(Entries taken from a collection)
□ □ □ □ □ □ □

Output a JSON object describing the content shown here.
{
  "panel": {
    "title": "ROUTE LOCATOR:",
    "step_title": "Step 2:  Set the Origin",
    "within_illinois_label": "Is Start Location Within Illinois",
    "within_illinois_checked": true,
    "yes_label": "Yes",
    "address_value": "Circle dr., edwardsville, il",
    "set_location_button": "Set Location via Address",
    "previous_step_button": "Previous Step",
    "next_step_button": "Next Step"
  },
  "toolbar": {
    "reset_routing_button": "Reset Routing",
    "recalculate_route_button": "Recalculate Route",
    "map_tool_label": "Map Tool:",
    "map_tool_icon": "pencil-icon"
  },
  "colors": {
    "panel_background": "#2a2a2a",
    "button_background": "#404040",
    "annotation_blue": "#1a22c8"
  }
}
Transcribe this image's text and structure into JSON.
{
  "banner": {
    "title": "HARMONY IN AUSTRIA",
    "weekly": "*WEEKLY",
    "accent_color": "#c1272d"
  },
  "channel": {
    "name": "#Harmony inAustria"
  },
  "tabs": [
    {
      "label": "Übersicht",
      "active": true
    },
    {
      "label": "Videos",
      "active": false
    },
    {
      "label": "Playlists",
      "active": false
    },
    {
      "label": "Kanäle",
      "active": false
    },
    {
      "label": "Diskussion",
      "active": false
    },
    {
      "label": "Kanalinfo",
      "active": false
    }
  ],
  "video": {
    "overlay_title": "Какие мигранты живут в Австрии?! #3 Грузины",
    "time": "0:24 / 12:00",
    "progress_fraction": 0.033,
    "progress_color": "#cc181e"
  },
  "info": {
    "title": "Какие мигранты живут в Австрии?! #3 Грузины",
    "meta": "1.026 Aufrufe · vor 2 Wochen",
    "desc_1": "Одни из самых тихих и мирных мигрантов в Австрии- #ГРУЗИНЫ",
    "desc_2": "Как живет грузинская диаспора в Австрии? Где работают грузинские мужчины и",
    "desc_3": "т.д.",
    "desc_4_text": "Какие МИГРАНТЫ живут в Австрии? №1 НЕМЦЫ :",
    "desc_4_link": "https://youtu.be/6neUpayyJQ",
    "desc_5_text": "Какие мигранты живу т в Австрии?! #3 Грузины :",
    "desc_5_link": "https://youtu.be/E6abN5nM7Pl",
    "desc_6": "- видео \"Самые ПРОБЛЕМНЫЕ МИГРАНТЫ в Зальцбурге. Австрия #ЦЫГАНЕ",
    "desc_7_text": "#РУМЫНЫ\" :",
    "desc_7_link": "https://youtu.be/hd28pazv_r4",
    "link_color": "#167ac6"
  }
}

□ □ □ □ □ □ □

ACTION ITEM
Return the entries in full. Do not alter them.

RESULT OF THIS EXERCISE
Output a JSON object describing the content shown here.
{
  "panel": {
    "title": "ROUTE LOCATOR:",
    "step_title": "Step 2:  Set the Origin",
    "within_illinois_label": "Is Start Location Within Illinois",
    "within_illinois_checked": true,
    "yes_label": "Yes",
    "address_value": "Circle dr., edwardsville, il",
    "set_location_button": "Set Location via Address",
    "previous_step_button": "Previous Step",
    "next_step_button": "Next Step"
  },
  "toolbar": {
    "reset_routing_button": "Reset Routing",
    "recalculate_route_button": "Recalculate Route",
    "map_tool_label": "Map Tool:",
    "map_tool_icon": "pencil-icon"
  },
  "colors": {
    "panel_background": "#2a2a2a",
    "button_background": "#404040",
    "annotation_blue": "#1a22c8"
  }
}
Transcribe this image's text and structure into JSON.
{
  "banner": {
    "title": "HARMONY IN AUSTRIA",
    "weekly": "*WEEKLY",
    "accent_color": "#c1272d"
  },
  "channel": {
    "name": "#Harmony inAustria"
  },
  "tabs": [
    {
      "label": "Übersicht",
      "active": true
    },
    {
      "label": "Videos",
      "active": false
    },
    {
      "label": "Playlists",
      "active": false
    },
    {
      "label": "Kanäle",
      "active": false
    },
    {
      "label": "Diskussion",
      "active": false
    },
    {
      "label": "Kanalinfo",
      "active": false
    }
  ],
  "video": {
    "overlay_title": "Какие мигранты живут в Австрии?! #3 Грузины",
    "time": "0:24 / 12:00",
    "progress_fraction": 0.033,
    "progress_color": "#cc181e"
  },
  "info": {
    "title": "Какие мигранты живут в Австрии?! #3 Грузины",
    "meta": "1.026 Aufrufe · vor 2 Wochen",
    "desc_1": "Одни из самых тихих и мирных мигрантов в Австрии- #ГРУЗИНЫ",
    "desc_2": "Как живет грузинская диаспора в Австрии? Где работают грузинские мужчины и",
    "desc_3": "т.д.",
    "desc_4_text": "Какие МИГРАНТЫ живут в Австрии? №1 НЕМЦЫ :",
    "desc_4_link": "https://youtu.be/6neUpayyJQ",
    "desc_5_text": "Какие мигранты живу т в Австрии?! #3 Грузины :",
    "desc_5_link": "https://youtu.be/E6abN5nM7Pl",
    "desc_6": "- видео \"Самые ПРОБЛЕМНЫЕ МИГРАНТЫ в Зальцбурге. Австрия #ЦЫГАНЕ",
    "desc_7_text": "#РУМЫНЫ\" :",
    "desc_7_link": "https://youtu.be/hd28pazv_r4",
    "link_color": "#167ac6"
  }
}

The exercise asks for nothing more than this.